Pegula’s plan is return to action either at an ITF $25,000 tournament in Landisville, PA the second week of August or the $100,000 event in Vancouver, Canada the week after that.
Her ranking currently sits at No. 236. But she will drop more than 125 spots next Monday as the semifinal points from last year’s effort in D.C. drop off the computer. Pegula can use a injury-protected ranking of approximately No. 185.
Levine has been involved in a few different ventures. He was helping out Milos Raonic on the coaching side in Miami in March. He also does some work for Nike, and he will be in Montreal next month doing television commentary for the Rogers Cup, a Masters 1000 tournament.

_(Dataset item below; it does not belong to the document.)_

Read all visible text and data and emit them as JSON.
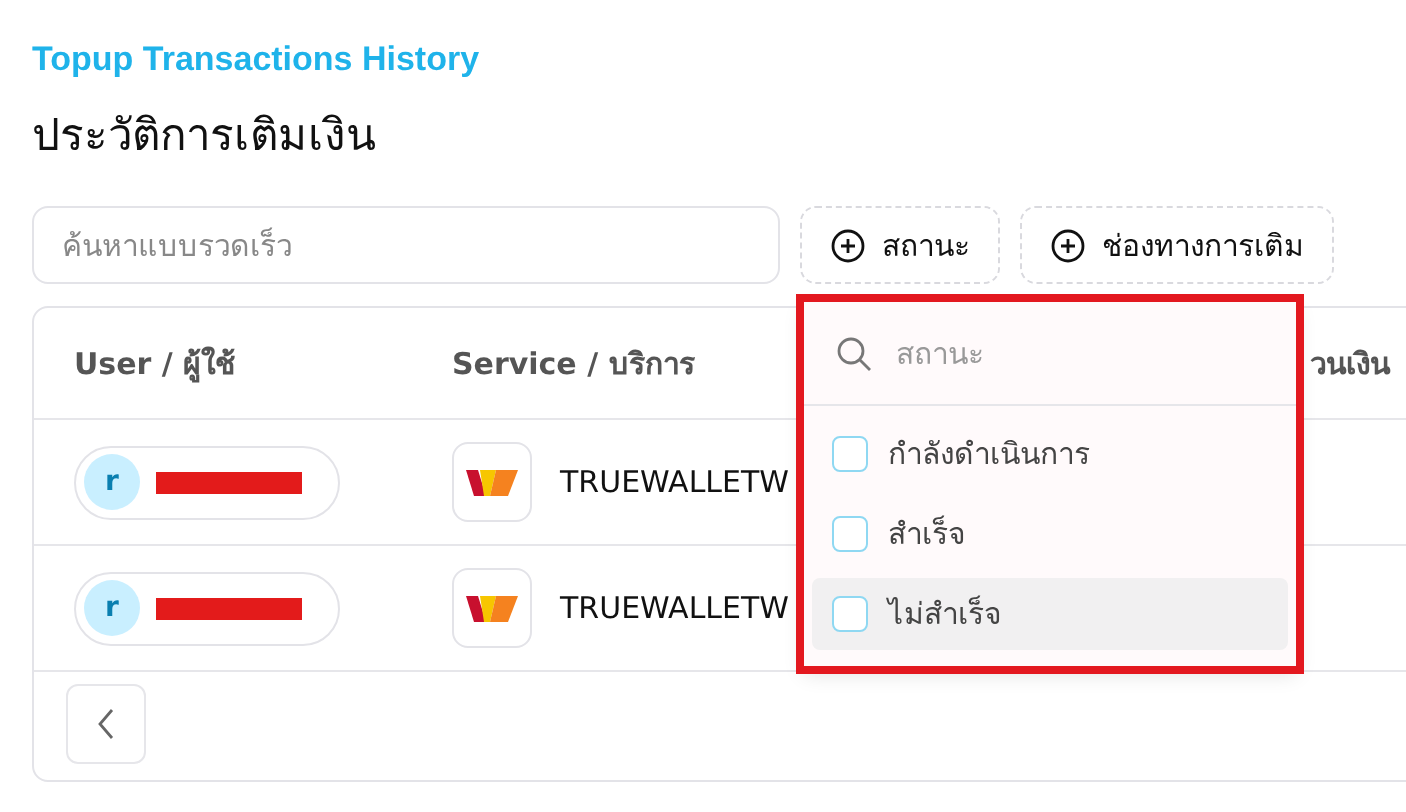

Ferrero already is in Saddlebrook, Florida with Zverev, braving the heat and humidity to prepare for the hard-court swing. That will include Masters 1000 tournaments in Montreal and Cincinnati after the D.C. event, and will culminate at the US Open.
Ferrero thrilled with the challenge

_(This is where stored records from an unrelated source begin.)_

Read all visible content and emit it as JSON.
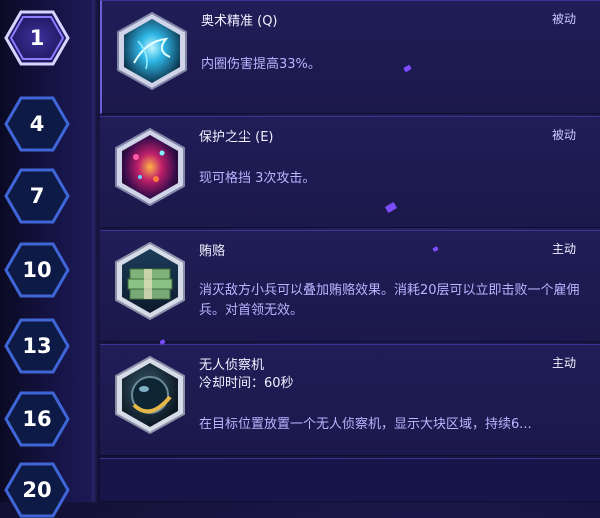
{
  "tiers": [
    "1",
    "4",
    "7",
    "10",
    "13",
    "16",
    "20"
  ],
  "selected_tier": "1",
  "talents": [
    {
      "name": "奥术精准 (Q)",
      "type": "被动",
      "description": "内圈伤害提高33%。",
      "icon": "arcane-precision-icon"
    },
    {
      "name": "保护之尘 (E)",
      "type": "被动",
      "description": "现可格挡 3次攻击。",
      "icon": "protective-dust-icon"
    },
    {
      "name": "贿赂",
      "type": "主动",
      "description": "消灭敌方小兵可以叠加贿赂效果。消耗20层可以立即击败一个雇佣兵。对首领无效。",
      "icon": "bribe-icon"
    },
    {
      "name": "无人侦察机",
      "type": "主动",
      "cooldown": "冷却时间：60秒",
      "description": "在目标位置放置一个无人侦察机，显示大块区域，持续6...",
      "icon": "scouting-drone-icon"
    }
  ],
  "colors": {
    "rail_bg": "#17154a",
    "card_bg": "#201d58",
    "selected_hex": "#7b6cff",
    "hex_border": "#3f66d6",
    "desc_text": "#b7b6ff"
  }
}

(Random fact: Zverev’s older brother Mischa has a 3-1 record against Ferrero).
“Zverev is a different player. He has the makings of a champion,” Ferrero said in a statement through his academy, Equelite. “It’s a challenge that fills me with enthusiasm and desire to do my best.”
The 20-year-old, currently ranked No. 11, originally had been the second-highest ranked player behind Dominic Thiem at the D.C. tournament. But a trio of last-minute wild cards has changed the landscape.
In addition to those two, Milos Raonic, Kei Nishikori and Grigor Dimitrov will be in the draw.
The five will be ranked No. 7 through No. 11. And Zverev will end up the No. 5 seed in the tournament. For a 500-level tournament, the trophy suddenly got a lot more challenging.
Add him to the super-coach ranks
Ferrero works with players through his academy. But he has not been active out on the coaching circuit since his retirement in 2012.
Despite his resumé, he seems to get overlooked among all the Spanish champions. There could well be internal, political reasons for that. Or perhaps Ferrero just goes about his business quietly, and he’s not willing to play the game.
When Carlos Moyá stepped down as Spanish Davis Cup captain in 2014, Ferrero seemed the front-runner to replace him.
Instead, the Spanish federation made an ill-advised decision to name former player Gala León Garcia. Garcia had few relationships with anyone on the Davis Cup team. And she didn’t even have all that lustrous a resumé as a player on the WTA Tour. But after that experiment went sour, they didn’t choose Ferrero. They nominated Conchita Martinez.
Ferrero was an integral part of Spain’s 2009 Davis Cup squad. He won the fifth and deciding rubber against Germany in the quarterfinals. But when Rafael Nadal returned to play in the final, Ferrero was not even selected to the squad. Even worse, he wasn’t included in the presentation ceremony after Spain won its second consecutive Davis Cup.